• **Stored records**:
------------------------

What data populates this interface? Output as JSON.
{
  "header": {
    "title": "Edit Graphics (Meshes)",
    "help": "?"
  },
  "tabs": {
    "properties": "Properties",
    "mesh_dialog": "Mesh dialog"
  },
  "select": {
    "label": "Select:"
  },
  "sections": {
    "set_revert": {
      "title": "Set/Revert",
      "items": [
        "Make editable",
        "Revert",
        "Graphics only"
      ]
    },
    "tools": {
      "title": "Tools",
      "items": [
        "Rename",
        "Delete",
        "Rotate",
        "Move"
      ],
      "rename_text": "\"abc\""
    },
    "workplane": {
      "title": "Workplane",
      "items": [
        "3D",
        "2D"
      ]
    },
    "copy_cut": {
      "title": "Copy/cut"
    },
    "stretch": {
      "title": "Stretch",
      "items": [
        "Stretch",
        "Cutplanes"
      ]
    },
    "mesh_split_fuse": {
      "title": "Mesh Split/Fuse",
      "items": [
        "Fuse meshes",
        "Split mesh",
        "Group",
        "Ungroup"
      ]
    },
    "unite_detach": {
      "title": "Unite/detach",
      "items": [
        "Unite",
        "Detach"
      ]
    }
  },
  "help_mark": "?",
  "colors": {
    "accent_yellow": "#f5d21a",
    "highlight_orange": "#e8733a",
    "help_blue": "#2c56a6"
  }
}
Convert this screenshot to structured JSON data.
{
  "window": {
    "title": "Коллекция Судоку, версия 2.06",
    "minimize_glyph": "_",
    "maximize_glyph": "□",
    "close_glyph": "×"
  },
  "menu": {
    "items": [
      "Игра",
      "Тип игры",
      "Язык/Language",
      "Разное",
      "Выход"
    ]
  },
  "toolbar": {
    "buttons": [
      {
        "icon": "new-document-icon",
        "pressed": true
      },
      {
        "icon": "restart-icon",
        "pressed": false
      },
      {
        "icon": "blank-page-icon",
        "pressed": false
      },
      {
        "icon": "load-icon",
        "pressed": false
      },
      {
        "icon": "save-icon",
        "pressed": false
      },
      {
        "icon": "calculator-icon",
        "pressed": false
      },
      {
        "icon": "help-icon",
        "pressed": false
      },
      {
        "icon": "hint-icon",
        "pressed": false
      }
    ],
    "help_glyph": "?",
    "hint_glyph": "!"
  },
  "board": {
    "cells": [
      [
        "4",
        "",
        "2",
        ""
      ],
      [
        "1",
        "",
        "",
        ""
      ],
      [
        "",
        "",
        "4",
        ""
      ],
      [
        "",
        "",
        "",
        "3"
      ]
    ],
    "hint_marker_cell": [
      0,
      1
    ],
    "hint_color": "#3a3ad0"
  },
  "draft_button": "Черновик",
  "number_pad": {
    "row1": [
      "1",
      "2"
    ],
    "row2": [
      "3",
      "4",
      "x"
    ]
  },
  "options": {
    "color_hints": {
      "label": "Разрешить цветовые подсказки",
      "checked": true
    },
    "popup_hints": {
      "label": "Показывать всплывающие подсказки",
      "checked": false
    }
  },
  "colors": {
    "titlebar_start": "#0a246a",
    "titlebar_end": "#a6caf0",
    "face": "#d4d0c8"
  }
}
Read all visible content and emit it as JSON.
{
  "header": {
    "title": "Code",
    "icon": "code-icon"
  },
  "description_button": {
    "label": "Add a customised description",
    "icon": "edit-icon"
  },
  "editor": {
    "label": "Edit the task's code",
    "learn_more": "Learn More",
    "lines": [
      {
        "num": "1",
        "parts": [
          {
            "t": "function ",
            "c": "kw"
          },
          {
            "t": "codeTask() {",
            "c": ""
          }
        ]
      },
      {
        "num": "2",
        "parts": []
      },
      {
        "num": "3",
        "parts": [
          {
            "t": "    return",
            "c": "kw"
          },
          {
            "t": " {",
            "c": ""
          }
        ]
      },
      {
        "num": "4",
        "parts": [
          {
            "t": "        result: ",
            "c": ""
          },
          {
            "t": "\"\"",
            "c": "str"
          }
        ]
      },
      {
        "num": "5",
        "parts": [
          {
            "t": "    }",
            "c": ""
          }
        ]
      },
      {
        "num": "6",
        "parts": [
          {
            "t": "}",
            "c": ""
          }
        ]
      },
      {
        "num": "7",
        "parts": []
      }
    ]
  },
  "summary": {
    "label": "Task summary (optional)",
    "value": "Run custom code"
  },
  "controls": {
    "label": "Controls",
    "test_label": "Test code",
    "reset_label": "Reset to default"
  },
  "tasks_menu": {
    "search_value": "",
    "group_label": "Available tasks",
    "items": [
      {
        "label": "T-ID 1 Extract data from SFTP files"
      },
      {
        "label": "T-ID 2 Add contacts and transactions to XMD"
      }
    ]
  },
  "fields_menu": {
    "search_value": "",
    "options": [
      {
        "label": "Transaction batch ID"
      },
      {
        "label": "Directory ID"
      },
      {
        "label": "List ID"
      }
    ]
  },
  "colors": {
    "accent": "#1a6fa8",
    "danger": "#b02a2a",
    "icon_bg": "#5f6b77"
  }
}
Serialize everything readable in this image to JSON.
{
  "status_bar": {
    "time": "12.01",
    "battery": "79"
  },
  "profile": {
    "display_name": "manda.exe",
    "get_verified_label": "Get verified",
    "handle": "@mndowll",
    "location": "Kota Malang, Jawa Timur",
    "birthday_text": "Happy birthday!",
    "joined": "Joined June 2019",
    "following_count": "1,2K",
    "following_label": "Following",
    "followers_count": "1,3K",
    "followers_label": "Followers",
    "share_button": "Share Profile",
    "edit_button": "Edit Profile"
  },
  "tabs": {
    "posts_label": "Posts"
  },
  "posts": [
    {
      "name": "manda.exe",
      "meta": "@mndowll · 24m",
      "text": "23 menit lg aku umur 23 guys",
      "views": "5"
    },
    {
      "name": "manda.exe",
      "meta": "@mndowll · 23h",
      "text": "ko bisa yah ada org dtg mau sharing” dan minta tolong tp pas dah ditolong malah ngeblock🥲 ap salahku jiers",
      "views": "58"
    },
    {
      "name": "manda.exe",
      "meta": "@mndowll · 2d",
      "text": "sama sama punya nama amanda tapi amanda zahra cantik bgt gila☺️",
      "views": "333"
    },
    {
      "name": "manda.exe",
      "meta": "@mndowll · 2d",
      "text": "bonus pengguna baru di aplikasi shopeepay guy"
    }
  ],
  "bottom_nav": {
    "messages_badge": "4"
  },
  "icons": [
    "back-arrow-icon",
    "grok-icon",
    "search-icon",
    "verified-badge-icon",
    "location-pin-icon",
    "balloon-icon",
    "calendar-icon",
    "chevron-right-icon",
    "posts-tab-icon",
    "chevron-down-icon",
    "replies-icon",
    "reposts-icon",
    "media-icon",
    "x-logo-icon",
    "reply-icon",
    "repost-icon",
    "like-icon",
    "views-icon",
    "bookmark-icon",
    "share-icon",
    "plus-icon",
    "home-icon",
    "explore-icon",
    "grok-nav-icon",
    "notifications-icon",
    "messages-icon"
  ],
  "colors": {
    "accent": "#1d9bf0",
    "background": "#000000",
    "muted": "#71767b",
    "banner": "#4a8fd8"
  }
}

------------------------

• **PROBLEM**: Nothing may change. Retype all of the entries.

• **RESPONSE BOX**:
What data populates this interface? Output as JSON.
{
  "header": {
    "title": "Edit Graphics (Meshes)",
    "help": "?"
  },
  "tabs": {
    "properties": "Properties",
    "mesh_dialog": "Mesh dialog"
  },
  "select": {
    "label": "Select:"
  },
  "sections": {
    "set_revert": {
      "title": "Set/Revert",
      "items": [
        "Make editable",
        "Revert",
        "Graphics only"
      ]
    },
    "tools": {
      "title": "Tools",
      "items": [
        "Rename",
        "Delete",
        "Rotate",
        "Move"
      ],
      "rename_text": "\"abc\""
    },
    "workplane": {
      "title": "Workplane",
      "items": [
        "3D",
        "2D"
      ]
    },
    "copy_cut": {
      "title": "Copy/cut"
    },
    "stretch": {
      "title": "Stretch",
      "items": [
        "Stretch",
        "Cutplanes"
      ]
    },
    "mesh_split_fuse": {
      "title": "Mesh Split/Fuse",
      "items": [
        "Fuse meshes",
        "Split mesh",
        "Group",
        "Ungroup"
      ]
    },
    "unite_detach": {
      "title": "Unite/detach",
      "items": [
        "Unite",
        "Detach"
      ]
    }
  },
  "help_mark": "?",
  "colors": {
    "accent_yellow": "#f5d21a",
    "highlight_orange": "#e8733a",
    "help_blue": "#2c56a6"
  }
}
Convert this screenshot to structured JSON data.
{
  "window": {
    "title": "Коллекция Судоку, версия 2.06",
    "minimize_glyph": "_",
    "maximize_glyph": "□",
    "close_glyph": "×"
  },
  "menu": {
    "items": [
      "Игра",
      "Тип игры",
      "Язык/Language",
      "Разное",
      "Выход"
    ]
  },
  "toolbar": {
    "buttons": [
      {
        "icon": "new-document-icon",
        "pressed": true
      },
      {
        "icon": "restart-icon",
        "pressed": false
      },
      {
        "icon": "blank-page-icon",
        "pressed": false
      },
      {
        "icon": "load-icon",
        "pressed": false
      },
      {
        "icon": "save-icon",
        "pressed": false
      },
      {
        "icon": "calculator-icon",
        "pressed": false
      },
      {
        "icon": "help-icon",
        "pressed": false
      },
      {
        "icon": "hint-icon",
        "pressed": false
      }
    ],
    "help_glyph": "?",
    "hint_glyph": "!"
  },
  "board": {
    "cells": [
      [
        "4",
        "",
        "2",
        ""
      ],
      [
        "1",
        "",
        "",
        ""
      ],
      [
        "",
        "",
        "4",
        ""
      ],
      [
        "",
        "",
        "",
        "3"
      ]
    ],
    "hint_marker_cell": [
      0,
      1
    ],
    "hint_color": "#3a3ad0"
  },
  "draft_button": "Черновик",
  "number_pad": {
    "row1": [
      "1",
      "2"
    ],
    "row2": [
      "3",
      "4",
      "x"
    ]
  },
  "options": {
    "color_hints": {
      "label": "Разрешить цветовые подсказки",
      "checked": true
    },
    "popup_hints": {
      "label": "Показывать всплывающие подсказки",
      "checked": false
    }
  },
  "colors": {
    "titlebar_start": "#0a246a",
    "titlebar_end": "#a6caf0",
    "face": "#d4d0c8"
  }
}
Read all visible content and emit it as JSON.
{
  "header": {
    "title": "Code",
    "icon": "code-icon"
  },
  "description_button": {
    "label": "Add a customised description",
    "icon": "edit-icon"
  },
  "editor": {
    "label": "Edit the task's code",
    "learn_more": "Learn More",
    "lines": [
      {
        "num": "1",
        "parts": [
          {
            "t": "function ",
            "c": "kw"
          },
          {
            "t": "codeTask() {",
            "c": ""
          }
        ]
      },
      {
        "num": "2",
        "parts": []
      },
      {
        "num": "3",
        "parts": [
          {
            "t": "    return",
            "c": "kw"
          },
          {
            "t": " {",
            "c": ""
          }
        ]
      },
      {
        "num": "4",
        "parts": [
          {
            "t": "        result: ",
            "c": ""
          },
          {
            "t": "\"\"",
            "c": "str"
          }
        ]
      },
      {
        "num": "5",
        "parts": [
          {
            "t": "    }",
            "c": ""
          }
        ]
      },
      {
        "num": "6",
        "parts": [
          {
            "t": "}",
            "c": ""
          }
        ]
      },
      {
        "num": "7",
        "parts": []
      }
    ]
  },
  "summary": {
    "label": "Task summary (optional)",
    "value": "Run custom code"
  },
  "controls": {
    "label": "Controls",
    "test_label": "Test code",
    "reset_label": "Reset to default"
  },
  "tasks_menu": {
    "search_value": "",
    "group_label": "Available tasks",
    "items": [
      {
        "label": "T-ID 1 Extract data from SFTP files"
      },
      {
        "label": "T-ID 2 Add contacts and transactions to XMD"
      }
    ]
  },
  "fields_menu": {
    "search_value": "",
    "options": [
      {
        "label": "Transaction batch ID"
      },
      {
        "label": "Directory ID"
      },
      {
        "label": "List ID"
      }
    ]
  },
  "colors": {
    "accent": "#1a6fa8",
    "danger": "#b02a2a",
    "icon_bg": "#5f6b77"
  }
}
Serialize everything readable in this image to JSON.
{
  "status_bar": {
    "time": "12.01",
    "battery": "79"
  },
  "profile": {
    "display_name": "manda.exe",
    "get_verified_label": "Get verified",
    "handle": "@mndowll",
    "location": "Kota Malang, Jawa Timur",
    "birthday_text": "Happy birthday!",
    "joined": "Joined June 2019",
    "following_count": "1,2K",
    "following_label": "Following",
    "followers_count": "1,3K",
    "followers_label": "Followers",
    "share_button": "Share Profile",
    "edit_button": "Edit Profile"
  },
  "tabs": {
    "posts_label": "Posts"
  },
  "posts": [
    {
      "name": "manda.exe",
      "meta": "@mndowll · 24m",
      "text": "23 menit lg aku umur 23 guys",
      "views": "5"
    },
    {
      "name": "manda.exe",
      "meta": "@mndowll · 23h",
      "text": "ko bisa yah ada org dtg mau sharing” dan minta tolong tp pas dah ditolong malah ngeblock🥲 ap salahku jiers",
      "views": "58"
    },
    {
      "name": "manda.exe",
      "meta": "@mndowll · 2d",
      "text": "sama sama punya nama amanda tapi amanda zahra cantik bgt gila☺️",
      "views": "333"
    },
    {
      "name": "manda.exe",
      "meta": "@mndowll · 2d",
      "text": "bonus pengguna baru di aplikasi shopeepay guy"
    }
  ],
  "bottom_nav": {
    "messages_badge": "4"
  },
  "icons": [
    "back-arrow-icon",
    "grok-icon",
    "search-icon",
    "verified-badge-icon",
    "location-pin-icon",
    "balloon-icon",
    "calendar-icon",
    "chevron-right-icon",
    "posts-tab-icon",
    "chevron-down-icon",
    "replies-icon",
    "reposts-icon",
    "media-icon",
    "x-logo-icon",
    "reply-icon",
    "repost-icon",
    "like-icon",
    "views-icon",
    "bookmark-icon",
    "share-icon",
    "plus-icon",
    "home-icon",
    "explore-icon",
    "grok-nav-icon",
    "notifications-icon",
    "messages-icon"
  ],
  "colors": {
    "accent": "#1d9bf0",
    "background": "#000000",
    "muted": "#71767b",
    "banner": "#4a8fd8"
  }
}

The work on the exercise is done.